Innovation is central to church design. Every church has unique needs and a differing vision for ministry. A creative approach allows a design/build firm like The McKnight Group to meet those needs, often starting with very different challenges. One such remarkable story unfolds at a 100-year-old Methodist Church that faced a daunting challenge – a crumbling church building with steep repair costs. The solution? Instead of costly repairs, The McKnight Group designed a modern church building addition that still reflected the great traditions of this century-old congregation.

Reviving Tradition and Transforming Space
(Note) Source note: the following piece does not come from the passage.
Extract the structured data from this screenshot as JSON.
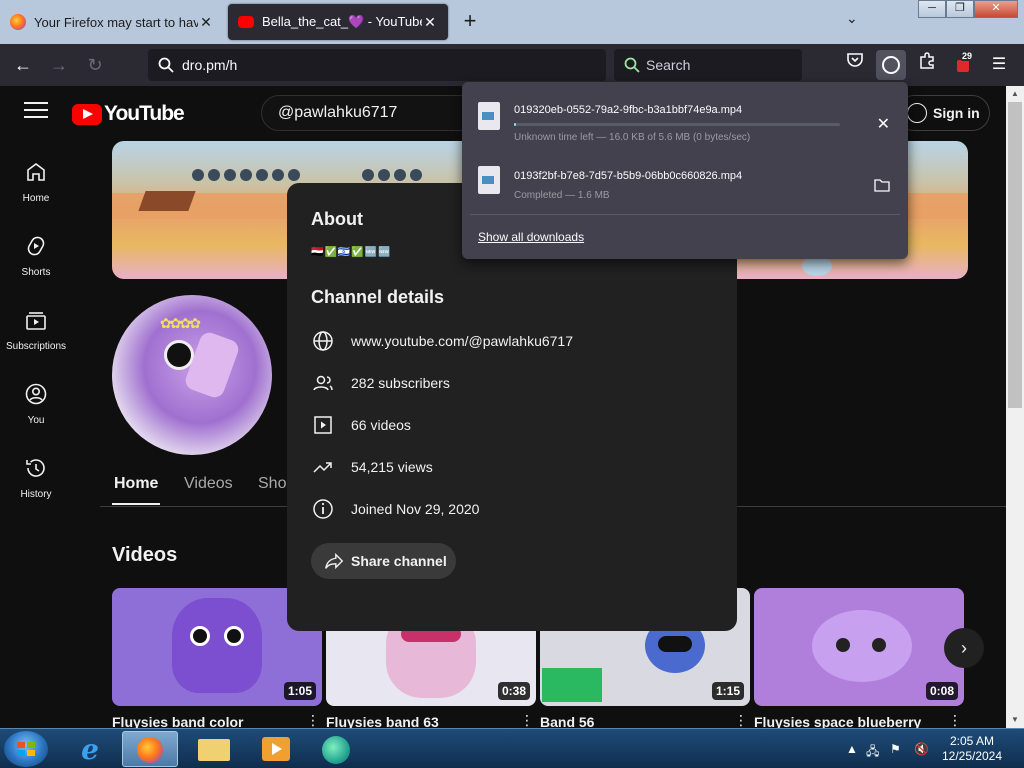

The first challenge was finding a place for the new church building while keeping the functional parts of the existing one. Fortunately, the answer lay in a piece of land, complete with an open field and parking lot, adjacent to the church’s education center. Here’s a picture of that area as it existed, as well as the new schematic design for the project.

The Old Structure’s Revival

As part of the rebuilding, the old fellowship hall was given a fresh lease on life to make it warmer and more inviting. A café and new men’s and women’s restrooms were added to the church design. Also, a long hallway leading from the parking lot to the rest of the building became a focal point in this transformation, as the picture shows. Its placement created a seamless transition from the new building entrance, making it easy for visitors and congregants alike to find their way.

Incorporating Tradition into the New

Another creative aspect of this church design was the incorporation of elements from the old church building into the new worship space. For example, the stained-glass windows, a hallmark of the original church, were carefully preserved, and included in the new worship space, as this picture shows.

The Result: A Vibrant New Beginning

The transformation of this 100-year-old Methodist Church was extremely dramatic. The old, crumbling building was replaced with a new sanctuary, complete with modern amenities and technology, all while retaining the charm of its historical roots. Other parts of the existing church were updated and made more versatile. This was accomplished without the need for an entirely new structure because of creative design.

If you’re interested in learning more about church design and building, we invite you to join one, or all, of our upcoming i3 webinars. These informative online sessions will provide you with valuable insights and inspiration for your own church building projects.